Mayoral candidate Eric Adams stood with transit workers in Brooklyn on Thursday decrying what they said was the scapegoating of a bus driver who allegedly lost control of his bus and crashed into a brownstone earlier this week.
The Brooklyn borough president and union leaders also charged that the city weren’t doing enough to protect against the rise in assaults against bus drivers and transit workers.
The crash, caught on video, occurred on June 7, when the 55-year-old driver, with 13 years on the job, apparently lost control of the B49 Bus traveling southbound on Bedford Avenue in Flatbush. The crash injured 16, and MTA officials indicated actions by the driver will likely end up being the cause.
On the flip side, between October 2020 and March 2021, there have been 29 felony assaults against bus operators, in addition to 800 other incidents of harassment, according to data compiled by TWU.
Bus drivers and transit workers believe that the MTA management was too quick to blame the driver without a thorough investigation, while not doing enough to stem the violence against their workers.
“Here you have these assaults on bus drivers, or running when someone has a razor. What I am saying to you is, someone has a razor. What are we saying to you? That we’re going to penalize you for every minor issue that happens while you’re on the road. The thousands of miles you cover every day and then you’re going to turn that one episode and expose it and make you seem like you are reckless,” said Adams.
“I want to come out here today and stand with you in solidarity. We should not have these assaults on MTA employees in our subway system. We should not have these assaults on our bus drivers. We should not have this climate where it’s open season when people lend out their frustration on you, and no one seems to care. That’s what this is about,” he added.
The transit workers and bus drivers were also up in arms about a bus driver, hailed as a hero and injured while stopping a mugging of an elderly couple, being denied worker’s compensation from the MTA because the incident happened on his lunch break.
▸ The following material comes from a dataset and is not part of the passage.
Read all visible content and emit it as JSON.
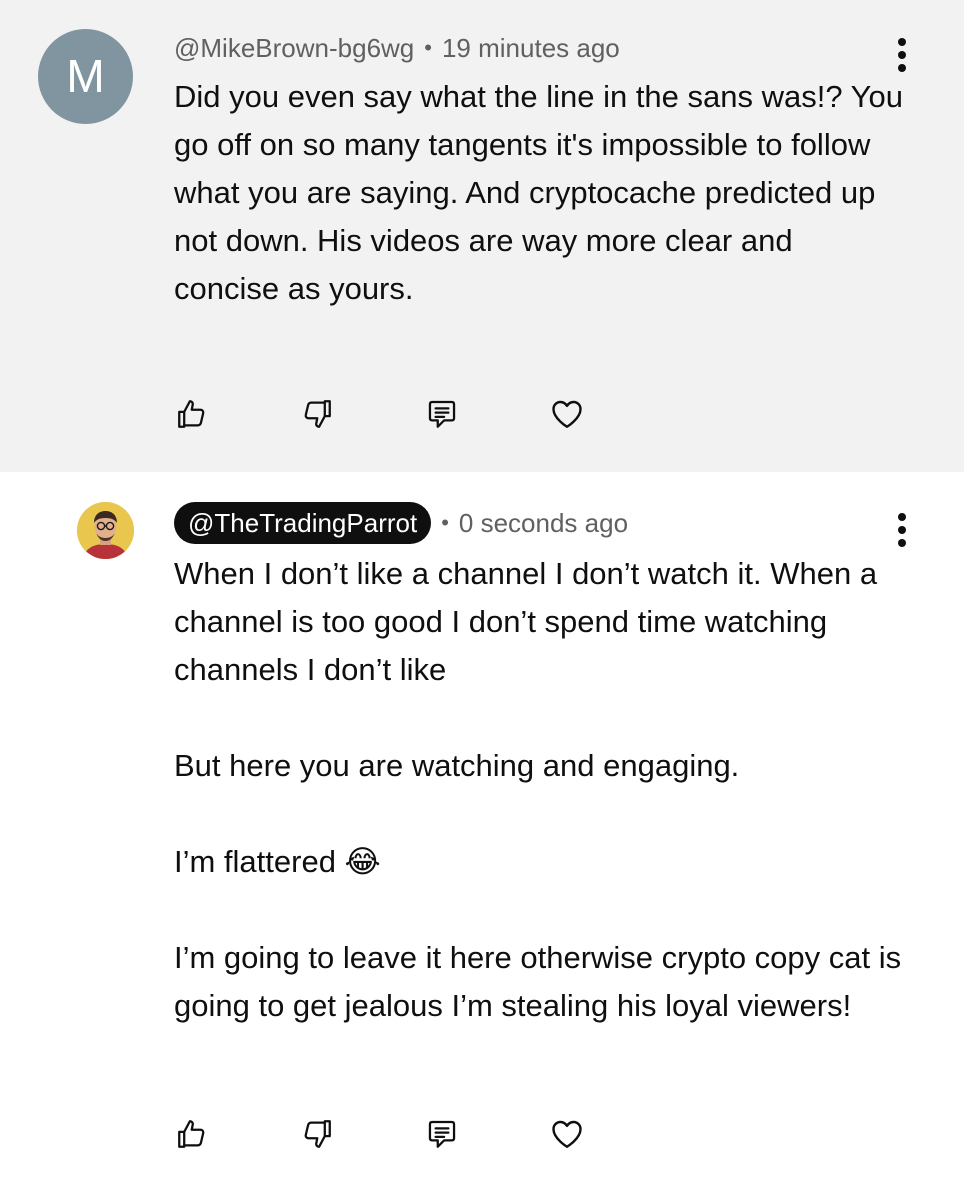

“Transit always wants to come after a bus operator, instead of applauding our operators, instead of being with our operator and finding out how they’re doing. They’re more concerned about where they were, where they were standing, or what they were doing when they were spat on and assaulted,” said TWU Local 100 Chair Armando Serrano.
In a statement, an MTA spokesperson told reporters: “The MTA is required to follow State law when making decisions on workers compensation. Those who believe the law falls short in covering this case can and should lobby the NY legislature to change it.”